In addition to having great instincts, Reddick is also one of the best blitzers in this linebacking class. When pass rushing both from a two and three-point stance, he displays great natural bend on the edge and an explosive first step (00:18, 1:00, 1:21 vs NC State). His hands are also great for an interior linebacker, and rather than just trying to smash his way through the line like most blitzing linebackers do, he almost always works to control the wrists and momentum of his blockers through clubs, swims, and all manner of traditional pass rushing moves (1:51, 4:35, 3:16, 4:46 vs VT - 3:56, 7:10 vs N.C. State). It’s very intriguing to see someone who can be so violent against the run while being more of a finesse player when pass rushing.
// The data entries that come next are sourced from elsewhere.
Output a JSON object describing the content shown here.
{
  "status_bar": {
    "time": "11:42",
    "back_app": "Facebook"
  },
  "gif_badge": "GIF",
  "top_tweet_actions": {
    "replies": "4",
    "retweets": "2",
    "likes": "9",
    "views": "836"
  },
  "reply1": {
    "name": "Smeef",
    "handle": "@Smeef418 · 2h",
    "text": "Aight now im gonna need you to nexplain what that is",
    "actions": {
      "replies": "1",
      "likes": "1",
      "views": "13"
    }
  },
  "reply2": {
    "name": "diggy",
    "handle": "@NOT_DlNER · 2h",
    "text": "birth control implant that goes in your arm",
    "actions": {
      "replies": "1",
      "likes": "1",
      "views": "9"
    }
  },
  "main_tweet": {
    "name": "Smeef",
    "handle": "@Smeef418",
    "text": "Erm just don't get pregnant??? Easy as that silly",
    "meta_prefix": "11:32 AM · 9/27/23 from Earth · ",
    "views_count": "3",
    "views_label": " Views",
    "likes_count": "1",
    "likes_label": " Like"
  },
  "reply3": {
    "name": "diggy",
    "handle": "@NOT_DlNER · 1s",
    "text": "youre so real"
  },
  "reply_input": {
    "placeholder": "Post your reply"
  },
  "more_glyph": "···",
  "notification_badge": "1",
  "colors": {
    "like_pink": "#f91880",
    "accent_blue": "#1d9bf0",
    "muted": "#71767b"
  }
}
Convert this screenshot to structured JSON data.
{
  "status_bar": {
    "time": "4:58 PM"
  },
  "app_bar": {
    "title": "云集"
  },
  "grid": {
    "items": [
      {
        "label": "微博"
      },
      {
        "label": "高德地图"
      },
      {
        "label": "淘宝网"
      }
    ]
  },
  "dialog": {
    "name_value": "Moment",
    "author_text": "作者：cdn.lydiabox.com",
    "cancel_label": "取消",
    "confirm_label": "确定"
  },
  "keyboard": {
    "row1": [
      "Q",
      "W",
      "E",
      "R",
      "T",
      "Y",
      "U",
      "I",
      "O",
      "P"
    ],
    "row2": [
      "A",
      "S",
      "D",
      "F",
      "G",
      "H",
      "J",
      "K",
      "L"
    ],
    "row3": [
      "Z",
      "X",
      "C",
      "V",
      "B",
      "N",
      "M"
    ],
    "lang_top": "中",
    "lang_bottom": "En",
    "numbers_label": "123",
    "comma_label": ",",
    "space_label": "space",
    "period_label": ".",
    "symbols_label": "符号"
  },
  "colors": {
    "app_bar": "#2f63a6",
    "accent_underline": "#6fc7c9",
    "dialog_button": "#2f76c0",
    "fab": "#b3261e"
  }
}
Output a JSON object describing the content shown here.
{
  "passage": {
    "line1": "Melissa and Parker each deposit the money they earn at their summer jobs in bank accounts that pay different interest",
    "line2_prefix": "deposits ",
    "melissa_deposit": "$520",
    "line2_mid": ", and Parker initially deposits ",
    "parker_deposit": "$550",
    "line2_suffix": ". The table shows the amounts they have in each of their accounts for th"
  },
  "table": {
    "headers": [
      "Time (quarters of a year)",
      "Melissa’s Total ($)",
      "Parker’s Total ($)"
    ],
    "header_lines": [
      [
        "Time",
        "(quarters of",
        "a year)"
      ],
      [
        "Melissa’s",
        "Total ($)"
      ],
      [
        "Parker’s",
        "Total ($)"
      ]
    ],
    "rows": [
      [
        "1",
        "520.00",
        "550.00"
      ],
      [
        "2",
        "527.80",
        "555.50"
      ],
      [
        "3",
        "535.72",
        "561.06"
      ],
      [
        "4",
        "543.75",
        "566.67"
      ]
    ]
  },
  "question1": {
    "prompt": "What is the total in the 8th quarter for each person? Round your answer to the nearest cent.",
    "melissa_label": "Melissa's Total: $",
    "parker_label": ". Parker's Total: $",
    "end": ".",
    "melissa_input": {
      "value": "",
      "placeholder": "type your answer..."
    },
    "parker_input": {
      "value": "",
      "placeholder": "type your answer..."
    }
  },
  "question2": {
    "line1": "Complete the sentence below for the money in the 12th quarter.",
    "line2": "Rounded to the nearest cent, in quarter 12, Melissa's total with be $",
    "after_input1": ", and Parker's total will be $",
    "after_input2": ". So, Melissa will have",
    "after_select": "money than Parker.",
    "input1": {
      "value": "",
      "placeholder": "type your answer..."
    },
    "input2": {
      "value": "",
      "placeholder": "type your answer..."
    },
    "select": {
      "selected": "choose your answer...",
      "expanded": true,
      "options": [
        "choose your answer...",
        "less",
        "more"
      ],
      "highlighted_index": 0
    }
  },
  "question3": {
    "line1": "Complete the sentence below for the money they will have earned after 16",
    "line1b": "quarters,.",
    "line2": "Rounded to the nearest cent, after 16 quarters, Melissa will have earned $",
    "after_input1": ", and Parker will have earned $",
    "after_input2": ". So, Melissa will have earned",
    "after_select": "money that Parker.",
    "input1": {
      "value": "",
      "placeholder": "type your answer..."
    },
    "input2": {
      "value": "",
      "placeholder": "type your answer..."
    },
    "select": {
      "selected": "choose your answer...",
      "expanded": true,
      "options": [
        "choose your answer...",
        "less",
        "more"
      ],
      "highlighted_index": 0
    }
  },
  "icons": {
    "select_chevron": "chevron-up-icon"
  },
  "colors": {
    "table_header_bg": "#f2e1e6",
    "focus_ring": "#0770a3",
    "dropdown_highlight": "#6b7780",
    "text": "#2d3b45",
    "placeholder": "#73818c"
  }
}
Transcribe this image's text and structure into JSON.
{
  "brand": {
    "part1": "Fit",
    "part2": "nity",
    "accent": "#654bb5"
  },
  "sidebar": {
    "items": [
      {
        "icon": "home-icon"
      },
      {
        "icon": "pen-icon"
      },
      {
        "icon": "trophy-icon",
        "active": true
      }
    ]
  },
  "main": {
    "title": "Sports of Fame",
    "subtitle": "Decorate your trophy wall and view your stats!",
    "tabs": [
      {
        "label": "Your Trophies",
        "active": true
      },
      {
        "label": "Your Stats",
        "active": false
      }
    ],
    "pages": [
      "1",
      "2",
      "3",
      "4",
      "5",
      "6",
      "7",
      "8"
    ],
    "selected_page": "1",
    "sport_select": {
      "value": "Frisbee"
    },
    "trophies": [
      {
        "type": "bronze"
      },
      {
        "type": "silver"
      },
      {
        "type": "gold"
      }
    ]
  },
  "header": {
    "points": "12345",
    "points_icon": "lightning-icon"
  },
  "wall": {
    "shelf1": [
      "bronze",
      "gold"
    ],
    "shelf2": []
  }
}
That skill set alone is a good foundation to build on for most NFL coaching staffs.
With coaching, I believe Reddick has the potential to be a top tier Mike backer in the NFL. He has the instincts, athleticism, and playmaking potential that you look for in a middle linebacker. He has a ton of work to do in coverage and tackling technique before I would feel comfortable handing him the keys to the defense. The third to fourth round would be a good time to start thinking about pulling the trigger on him, but if he shows improvement at the Senior Bowl and has a good Combine, I could see him being a huge riser throughout the draft process.